Food & Drink
The word 'curry' is the subtle and delicate blending of spices such as turmeric, cardamom, ginger, coriander, nutmeg and poppy seed. The Indian cook has some 25 spices or masalas. Many of these spices are also noted for their medicinal properties and vary from region to region. Broadly speaking, meat dishes are more common in the north, notably, Rogan Josh (curried lamb), Gushtaba (spicy meat balls in yoghurt) and the delicious Biryani (chicken or lamb in orange-flavoured rice, sprinkled with sugar and rose water). Mughlai cuisine is rich, creamy, deliciously spiced and liberally sprinkled with nuts and saffron. The ever-popular Tandoori cooking and kebabs are also northern cuisine. In the south, curries are mainly vegetable and inclined to be hotter. Specialities to look out for are Bhujia, Dosa, Idli and Sambar and Raitas. Coconut is a major ingredient of southern Indian cooking. On the west coast there is a wide choice of fish and shellfish. Another speciality is the Parsi Dhan Sak and Vindaloo. Fish is also a feature of Bengali cooking as in Dahi Maach and Malai .In the south rice is the staple food, in the north breads, such as Pooris, Chapatis and Nan. Common throughout India is Dal and Dahi, the curd or yoghurt which accompanies the curry. It is a good 'cooler'; more effective than liquids when things get too hot.
Sweets are principally milk-based puddings, pastries and pancakes. Available throughout India is Kulfi, the Indian ice cream, Rasgullas (cream cheese balls flavoured with rose water), Gulab Jamuns (flour, yoghurt and ground almonds), and Jalebi (pancakes in syrup). Besides a splendid choice of sweets and sweetmeats, there is an abundance of fruit, both tropical - mangoes, pomegranates and melons - and temperate - apricots, apples and strawberries. Western confectionery is available in major centres. It is common to finish the meal by chewing Pan as a digestive. Pan is a betel leaf in which are wrapped spices such as aniseed and cardamom.

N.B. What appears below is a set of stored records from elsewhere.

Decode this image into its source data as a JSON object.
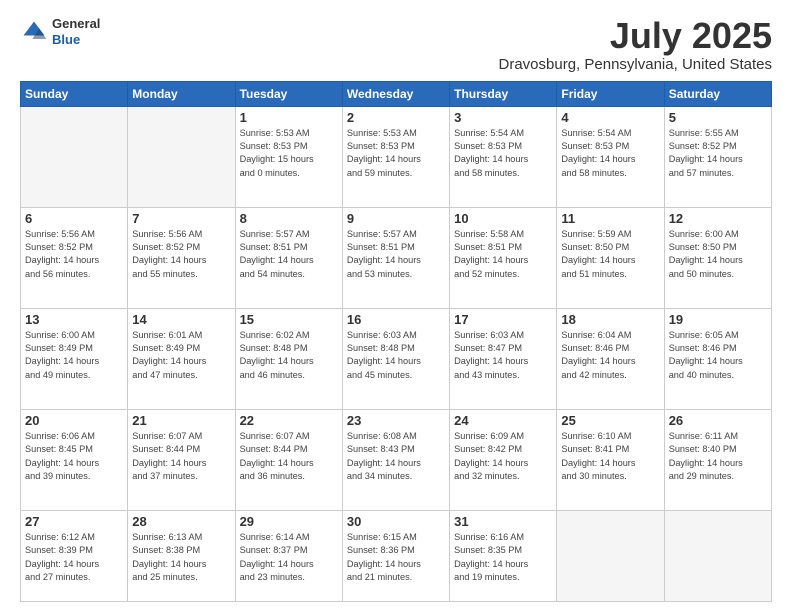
{
  "header": {
    "logo_general": "General",
    "logo_blue": "Blue",
    "month_year": "July 2025",
    "location": "Dravosburg, Pennsylvania, United States"
  },
  "days_of_week": [
    "Sunday",
    "Monday",
    "Tuesday",
    "Wednesday",
    "Thursday",
    "Friday",
    "Saturday"
  ],
  "weeks": [
    [
      {
        "day": "",
        "info": ""
      },
      {
        "day": "",
        "info": ""
      },
      {
        "day": "1",
        "info": "Sunrise: 5:53 AM\nSunset: 8:53 PM\nDaylight: 15 hours\nand 0 minutes."
      },
      {
        "day": "2",
        "info": "Sunrise: 5:53 AM\nSunset: 8:53 PM\nDaylight: 14 hours\nand 59 minutes."
      },
      {
        "day": "3",
        "info": "Sunrise: 5:54 AM\nSunset: 8:53 PM\nDaylight: 14 hours\nand 58 minutes."
      },
      {
        "day": "4",
        "info": "Sunrise: 5:54 AM\nSunset: 8:53 PM\nDaylight: 14 hours\nand 58 minutes."
      },
      {
        "day": "5",
        "info": "Sunrise: 5:55 AM\nSunset: 8:52 PM\nDaylight: 14 hours\nand 57 minutes."
      }
    ],
    [
      {
        "day": "6",
        "info": "Sunrise: 5:56 AM\nSunset: 8:52 PM\nDaylight: 14 hours\nand 56 minutes."
      },
      {
        "day": "7",
        "info": "Sunrise: 5:56 AM\nSunset: 8:52 PM\nDaylight: 14 hours\nand 55 minutes."
      },
      {
        "day": "8",
        "info": "Sunrise: 5:57 AM\nSunset: 8:51 PM\nDaylight: 14 hours\nand 54 minutes."
      },
      {
        "day": "9",
        "info": "Sunrise: 5:57 AM\nSunset: 8:51 PM\nDaylight: 14 hours\nand 53 minutes."
      },
      {
        "day": "10",
        "info": "Sunrise: 5:58 AM\nSunset: 8:51 PM\nDaylight: 14 hours\nand 52 minutes."
      },
      {
        "day": "11",
        "info": "Sunrise: 5:59 AM\nSunset: 8:50 PM\nDaylight: 14 hours\nand 51 minutes."
      },
      {
        "day": "12",
        "info": "Sunrise: 6:00 AM\nSunset: 8:50 PM\nDaylight: 14 hours\nand 50 minutes."
      }
    ],
    [
      {
        "day": "13",
        "info": "Sunrise: 6:00 AM\nSunset: 8:49 PM\nDaylight: 14 hours\nand 49 minutes."
      },
      {
        "day": "14",
        "info": "Sunrise: 6:01 AM\nSunset: 8:49 PM\nDaylight: 14 hours\nand 47 minutes."
      },
      {
        "day": "15",
        "info": "Sunrise: 6:02 AM\nSunset: 8:48 PM\nDaylight: 14 hours\nand 46 minutes."
      },
      {
        "day": "16",
        "info": "Sunrise: 6:03 AM\nSunset: 8:48 PM\nDaylight: 14 hours\nand 45 minutes."
      },
      {
        "day": "17",
        "info": "Sunrise: 6:03 AM\nSunset: 8:47 PM\nDaylight: 14 hours\nand 43 minutes."
      },
      {
        "day": "18",
        "info": "Sunrise: 6:04 AM\nSunset: 8:46 PM\nDaylight: 14 hours\nand 42 minutes."
      },
      {
        "day": "19",
        "info": "Sunrise: 6:05 AM\nSunset: 8:46 PM\nDaylight: 14 hours\nand 40 minutes."
      }
    ],
    [
      {
        "day": "20",
        "info": "Sunrise: 6:06 AM\nSunset: 8:45 PM\nDaylight: 14 hours\nand 39 minutes."
      },
      {
        "day": "21",
        "info": "Sunrise: 6:07 AM\nSunset: 8:44 PM\nDaylight: 14 hours\nand 37 minutes."
      },
      {
        "day": "22",
        "info": "Sunrise: 6:07 AM\nSunset: 8:44 PM\nDaylight: 14 hours\nand 36 minutes."
      },
      {
        "day": "23",
        "info": "Sunrise: 6:08 AM\nSunset: 8:43 PM\nDaylight: 14 hours\nand 34 minutes."
      },
      {
        "day": "24",
        "info": "Sunrise: 6:09 AM\nSunset: 8:42 PM\nDaylight: 14 hours\nand 32 minutes."
      },
      {
        "day": "25",
        "info": "Sunrise: 6:10 AM\nSunset: 8:41 PM\nDaylight: 14 hours\nand 30 minutes."
      },
      {
        "day": "26",
        "info": "Sunrise: 6:11 AM\nSunset: 8:40 PM\nDaylight: 14 hours\nand 29 minutes."
      }
    ],
    [
      {
        "day": "27",
        "info": "Sunrise: 6:12 AM\nSunset: 8:39 PM\nDaylight: 14 hours\nand 27 minutes."
      },
      {
        "day": "28",
        "info": "Sunrise: 6:13 AM\nSunset: 8:38 PM\nDaylight: 14 hours\nand 25 minutes."
      },
      {
        "day": "29",
        "info": "Sunrise: 6:14 AM\nSunset: 8:37 PM\nDaylight: 14 hours\nand 23 minutes."
      },
      {
        "day": "30",
        "info": "Sunrise: 6:15 AM\nSunset: 8:36 PM\nDaylight: 14 hours\nand 21 minutes."
      },
      {
        "day": "31",
        "info": "Sunrise: 6:16 AM\nSunset: 8:35 PM\nDaylight: 14 hours\nand 19 minutes."
      },
      {
        "day": "",
        "info": ""
      },
      {
        "day": "",
        "info": ""
      }
    ]
  ]
}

Besides the main dishes, there are also countless irresistible snacks available on every street corner, such as Samosa, Fritters, Dosa and Vada. For the more conservative visitor, Western cooking can always be found. Indeed, the best styles of cooking from throughout the world can be experienced in the major centres in India.
Tea (or chai) is India's favourite drink and many of the varieties are enjoyed throughout the world. It will often come ready-brewed with milk and sugar unless 'tray tea' is specified. Coffee is increasingly popular. Nimbu Pani (lemon drink), Lassi (iced buttermilk) and coconut milk straight from the nut are cool and refreshing. Soft drinks (usually sweet) and bottled water are widely available, as are Western alcoholic drinks. There is a huge variety of excellent Indian beer. There is also good Indian-made gin, rum, brandy and wine. Bottled water, essential for visitors, is sold everywhere in India, but make sure the bottles are properly sealed.
Restaurants have table service and, depending on area and establishment, will serve alcohol with meals. Most Western-style hotels have licensed bars. Visitors will be issued All India Liquor Permits on request by Indian Embassies/High Commissions, Missions or Tourist Offices. Various states impose prohibition but this may change; check with the Tourist Office for up-to-date information. In almost all big cities in India certain days in the week are observed as dry days when the sale of liquor is not permitted. Tourists may check with the nearest local tourist office for the prohibition laws/rules prevailing in any given state where they happen to be travelling or intend to travel.